Additional recommended knowledge
Propidium iodide (PI) binds to DNA by intercalating between the bases with little or no sequence preference and with a stoichiometry of one dye per 4–5 base pairs of DNA. PI also binds to RNA, necessitating treatment with nucleases to distinguish between RNA and DNA staining. Once the dye is bound to nucleic acids, its fluorescence is enhanced 20- to 30-fold, the fluorescence excitation maximum is shifted ~30–40 nm to the red and the fluorescence emission maximum is shifted ~15 nm to the blue. Although its molar absorptivity (extinction coefficient) is relatively low, PI exhibits a sufficiently large Stokes shift to allow simultaneous detection of nuclear DNA and fluorescein-labeled antibodies, provided the proper optical filters are used. PI is suitable for fluorescence microscopy, confocal laser scanning microscopy, flow cytometry, and fluorometry.
PI is membrane impermeant and generally excluded from viable cells. PI is commonly used for identifying dead cells in a population and as a counterstain in multicolor fluorescent techniques. The counterstaining protocols below are compatible with a wide range of cytological labeling techniques—direct or indirect antibody-based detection methods, mRNA in situ hybridization, or staining with fluorescent reagents specific for cellular structures. These protocols can be modified for tissue staining.
A typical use of Propidium Iodide in Plant Biology is to stain the cell wall. Especially useful for Arabidopsis thaliana seedlings root tissue observed by confocal microscopy, it allows to reveal the outlines of cells in the root tip. This red fluorescent background is useful to determine the sub-localization of a gene of interest expressed as a Green Fluorescent Protein fusion.
|This article is licensed under the GNU Free Documentation License.
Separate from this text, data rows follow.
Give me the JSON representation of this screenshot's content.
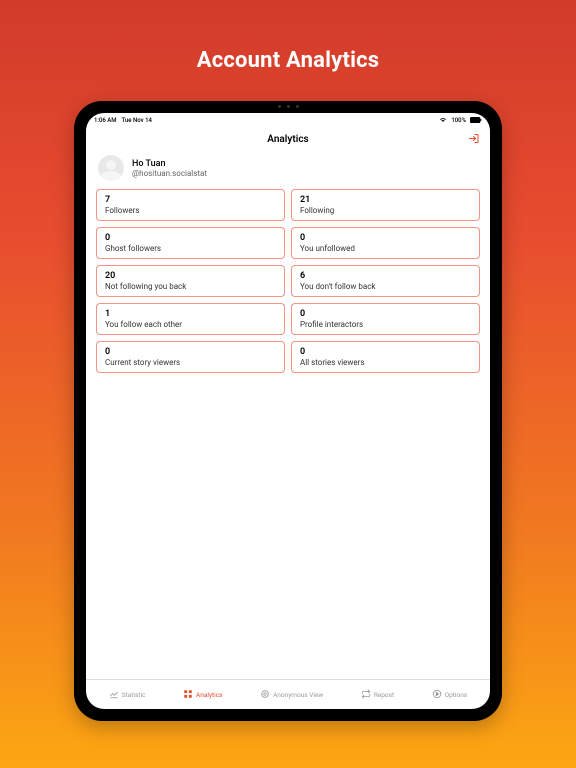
{
  "hero": {
    "title": "Account Analytics"
  },
  "status": {
    "time": "1:06 AM",
    "date": "Tue Nov 14",
    "battery": "100%"
  },
  "nav": {
    "title": "Analytics"
  },
  "profile": {
    "name": "Ho Tuan",
    "handle": "@hosituan.socialstat"
  },
  "cards": [
    {
      "value": "7",
      "label": "Followers"
    },
    {
      "value": "21",
      "label": "Following"
    },
    {
      "value": "0",
      "label": "Ghost followers"
    },
    {
      "value": "0",
      "label": "You unfollowed"
    },
    {
      "value": "20",
      "label": "Not following you back"
    },
    {
      "value": "6",
      "label": "You don't follow back"
    },
    {
      "value": "1",
      "label": "You follow each other"
    },
    {
      "value": "0",
      "label": "Profile interactors"
    },
    {
      "value": "0",
      "label": "Current story viewers"
    },
    {
      "value": "0",
      "label": "All stories viewers"
    }
  ],
  "tabs": [
    {
      "label": "Statistic"
    },
    {
      "label": "Analytics"
    },
    {
      "label": "Anonymous View"
    },
    {
      "label": "Repost"
    },
    {
      "label": "Options"
    }
  ]
}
It uses material from the Wikipedia article "Propidium_iodide". A list of authors is available in Wikipedia.